QUICK GUIDE: How Not To Architect (Part 5)
Check out PART 1 here, PART 2 here, PART 3 here aaand PART 4 over here!
So, I'm frequently asked what makes me so ANGRY. The truth is, I'm not always in a rage... in fact, quite often I'm a veritable ball of sweetness and light! (Within reason of course, I am an architect after all...)
The infamous anger only really occurs only when I see architecture, design, engineering and project managing that is - how do I put this? - at the WRONG end of the intelligence spectrum. This includes everything from a dodgy door handle to an enormous, post-modern mess...
The question is: How can we reduce this source of face-palming frustration? By compiling a handy pamphlet for all concerned, succinctly named:
A QUICK GUIDE: HOW NOT TO ARCHITECT.
Peruse the articles below for examples of what not to do, and feel free to contribute to the collection as you see fit, just send me your photos over on the official Facebook page... for the benefit and continuing professional development of us all, of course.
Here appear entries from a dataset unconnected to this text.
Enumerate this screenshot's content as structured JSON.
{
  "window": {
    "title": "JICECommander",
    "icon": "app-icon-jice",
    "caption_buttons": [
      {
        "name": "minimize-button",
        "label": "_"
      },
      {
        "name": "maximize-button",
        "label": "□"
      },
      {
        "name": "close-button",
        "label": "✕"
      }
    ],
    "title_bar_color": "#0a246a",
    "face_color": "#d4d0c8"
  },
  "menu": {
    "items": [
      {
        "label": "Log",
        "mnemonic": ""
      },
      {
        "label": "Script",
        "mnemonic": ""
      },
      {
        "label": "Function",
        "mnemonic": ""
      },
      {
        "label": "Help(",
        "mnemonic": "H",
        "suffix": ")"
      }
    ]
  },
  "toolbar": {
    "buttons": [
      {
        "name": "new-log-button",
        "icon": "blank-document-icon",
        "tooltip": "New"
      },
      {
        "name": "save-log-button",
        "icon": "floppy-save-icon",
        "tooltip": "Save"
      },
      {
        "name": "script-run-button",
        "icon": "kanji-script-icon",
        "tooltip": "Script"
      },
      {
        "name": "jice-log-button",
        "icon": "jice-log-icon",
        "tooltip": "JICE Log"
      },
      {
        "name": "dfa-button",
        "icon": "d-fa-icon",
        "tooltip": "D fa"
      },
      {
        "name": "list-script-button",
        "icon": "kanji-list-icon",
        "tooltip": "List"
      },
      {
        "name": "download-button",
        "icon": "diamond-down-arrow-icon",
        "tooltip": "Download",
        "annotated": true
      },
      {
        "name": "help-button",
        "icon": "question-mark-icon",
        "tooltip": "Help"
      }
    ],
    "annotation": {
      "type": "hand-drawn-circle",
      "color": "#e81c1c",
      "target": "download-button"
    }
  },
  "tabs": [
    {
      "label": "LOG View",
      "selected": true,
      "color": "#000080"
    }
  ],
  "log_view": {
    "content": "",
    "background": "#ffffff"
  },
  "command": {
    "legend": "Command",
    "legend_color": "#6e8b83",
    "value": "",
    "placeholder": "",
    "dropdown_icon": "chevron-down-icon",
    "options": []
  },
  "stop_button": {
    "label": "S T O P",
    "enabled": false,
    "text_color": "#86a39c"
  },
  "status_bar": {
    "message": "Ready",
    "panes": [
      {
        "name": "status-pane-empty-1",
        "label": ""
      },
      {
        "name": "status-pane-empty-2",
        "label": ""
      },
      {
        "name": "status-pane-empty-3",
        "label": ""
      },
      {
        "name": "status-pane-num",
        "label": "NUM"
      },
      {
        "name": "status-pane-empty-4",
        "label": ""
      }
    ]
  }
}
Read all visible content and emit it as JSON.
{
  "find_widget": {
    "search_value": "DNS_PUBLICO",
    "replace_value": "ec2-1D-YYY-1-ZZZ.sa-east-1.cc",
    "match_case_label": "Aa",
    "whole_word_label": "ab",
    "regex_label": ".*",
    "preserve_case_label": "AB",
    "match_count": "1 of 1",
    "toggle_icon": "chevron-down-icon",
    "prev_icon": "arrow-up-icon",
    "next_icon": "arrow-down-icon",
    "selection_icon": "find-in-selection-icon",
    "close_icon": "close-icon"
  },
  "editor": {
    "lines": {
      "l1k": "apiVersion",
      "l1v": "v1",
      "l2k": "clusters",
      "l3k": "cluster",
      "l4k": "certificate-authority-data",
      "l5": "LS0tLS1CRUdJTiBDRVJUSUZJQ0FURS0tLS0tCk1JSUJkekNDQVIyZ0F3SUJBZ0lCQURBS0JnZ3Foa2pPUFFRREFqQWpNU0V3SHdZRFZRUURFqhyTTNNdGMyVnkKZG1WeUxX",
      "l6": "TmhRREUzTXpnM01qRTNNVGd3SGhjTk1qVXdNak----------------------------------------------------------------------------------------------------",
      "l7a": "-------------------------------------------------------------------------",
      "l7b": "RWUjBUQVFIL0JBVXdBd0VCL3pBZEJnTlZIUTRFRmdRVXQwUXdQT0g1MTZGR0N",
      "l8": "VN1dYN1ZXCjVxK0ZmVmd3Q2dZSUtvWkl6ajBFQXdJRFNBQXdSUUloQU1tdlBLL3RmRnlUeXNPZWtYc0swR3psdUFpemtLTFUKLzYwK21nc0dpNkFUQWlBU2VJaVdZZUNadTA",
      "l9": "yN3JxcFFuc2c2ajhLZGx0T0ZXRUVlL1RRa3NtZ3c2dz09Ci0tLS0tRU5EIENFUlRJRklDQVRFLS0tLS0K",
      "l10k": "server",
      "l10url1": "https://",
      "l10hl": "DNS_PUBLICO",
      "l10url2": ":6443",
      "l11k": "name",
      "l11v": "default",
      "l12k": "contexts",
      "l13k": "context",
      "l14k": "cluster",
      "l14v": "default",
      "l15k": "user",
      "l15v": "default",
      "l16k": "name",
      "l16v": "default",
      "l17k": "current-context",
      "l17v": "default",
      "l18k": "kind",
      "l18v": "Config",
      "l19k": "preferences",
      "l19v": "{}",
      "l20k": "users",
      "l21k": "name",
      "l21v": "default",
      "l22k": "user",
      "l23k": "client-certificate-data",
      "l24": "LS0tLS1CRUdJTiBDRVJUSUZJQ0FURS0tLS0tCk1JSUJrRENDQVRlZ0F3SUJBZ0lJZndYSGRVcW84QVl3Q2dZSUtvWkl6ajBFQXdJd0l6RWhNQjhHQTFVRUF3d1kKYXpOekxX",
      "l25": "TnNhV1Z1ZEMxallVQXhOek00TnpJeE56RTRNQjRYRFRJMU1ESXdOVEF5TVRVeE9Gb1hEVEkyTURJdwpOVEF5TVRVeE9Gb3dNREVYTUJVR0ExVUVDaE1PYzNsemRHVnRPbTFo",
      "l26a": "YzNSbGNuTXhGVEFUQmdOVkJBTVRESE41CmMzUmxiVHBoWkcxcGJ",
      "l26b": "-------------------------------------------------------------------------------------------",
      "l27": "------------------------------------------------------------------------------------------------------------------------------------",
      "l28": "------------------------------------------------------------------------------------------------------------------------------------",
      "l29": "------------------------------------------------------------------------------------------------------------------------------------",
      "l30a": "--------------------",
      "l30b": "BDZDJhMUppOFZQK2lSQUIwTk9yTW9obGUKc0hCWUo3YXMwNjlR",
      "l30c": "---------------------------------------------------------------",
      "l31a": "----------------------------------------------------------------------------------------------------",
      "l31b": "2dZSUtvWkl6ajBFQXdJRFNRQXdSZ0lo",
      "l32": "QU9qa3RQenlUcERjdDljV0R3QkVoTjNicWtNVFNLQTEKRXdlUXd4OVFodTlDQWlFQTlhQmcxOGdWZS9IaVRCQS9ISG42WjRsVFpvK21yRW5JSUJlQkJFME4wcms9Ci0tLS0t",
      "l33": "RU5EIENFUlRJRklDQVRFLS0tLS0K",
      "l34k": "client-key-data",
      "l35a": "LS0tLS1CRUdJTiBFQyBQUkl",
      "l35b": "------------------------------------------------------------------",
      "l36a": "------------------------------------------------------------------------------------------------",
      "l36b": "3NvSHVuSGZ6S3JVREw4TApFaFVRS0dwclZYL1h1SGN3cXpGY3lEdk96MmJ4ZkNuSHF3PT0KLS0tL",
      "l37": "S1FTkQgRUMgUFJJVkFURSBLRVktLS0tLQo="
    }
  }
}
You can thank me later.
The Angry Architect
ARTICLE 41: THAT Bottom Step.
Nope nope nope.
Via: Bad Housing
ARTICLE 42: 'Tricky' Escalator.
I'm just fine with this one... but then, I'm pretty vertically challenged.
ARTICLE 43: Trace Reference.
What goes on in the mind of an architecture student...
ARTICLE 44: Difficult Doors.
I appreciate the placement of a chair as an improvised step. That's called 'making the best of a bad situation'.
ARTICLE 45: Public Housing Like Pruitt Igoe.
There were so many flaws with this, the most infamous example of public housing in US history - not least the segregation of racial groups and income brackets into different blocks... when the entire complex was eventually torn down, Charles Jencks declared: "Modern architecture died in St Louis, Missouri on July 15, 1972, at 3.32 pm."
Read more about it here: http://www.atlasobscura.com/articles/pruitt-igoe
ARTICLE 46: Thrilling Thresholds.
Did someone take that door-swing line on your drawing a little too literally? Maybe, just maybe.
ARTICLE 47: Ramp It Up.
As my fellow colleagues say to me all too frequently... "It's not ideal."
ARTICLE 48: Room With A View.
Nervous temperament? Steer clear of this bathroom.
ARTICLE 49: Windows Of Death.
Winner of the prestigious National Honor Award from the American Institute of Architects in 1977, the John Hancock Tower stands as the tallest building in Boston and is an iconic architectural landmark.
But it hasn't always looked so handsome. There was a slight issue during this skyscraper's early years: the building liked to drop windows onto the pavement below. And these aren't your cutesy little house windows, but 5-by-12-foot, 500-pound slabs of aerial death. It wasn't just a few of them either, but hundreds and hundreds of windows hurtling to the streets below. The problem got so bad that whenever winds exceeded 45 miles an hour, police would close off the entire area around the building for public safety.
By April of that year, more than an acre of the building's exterior was covered in wooden panels: the building quickly became known as the 'plywood palace'. In the end, the issue was fixed, but only by replacing every single one of the windows at the cost of $7 million...
ARTICLE 50: The Play Park Of Doom.
A little leap just before you reach the bottom, and you might just make it kids.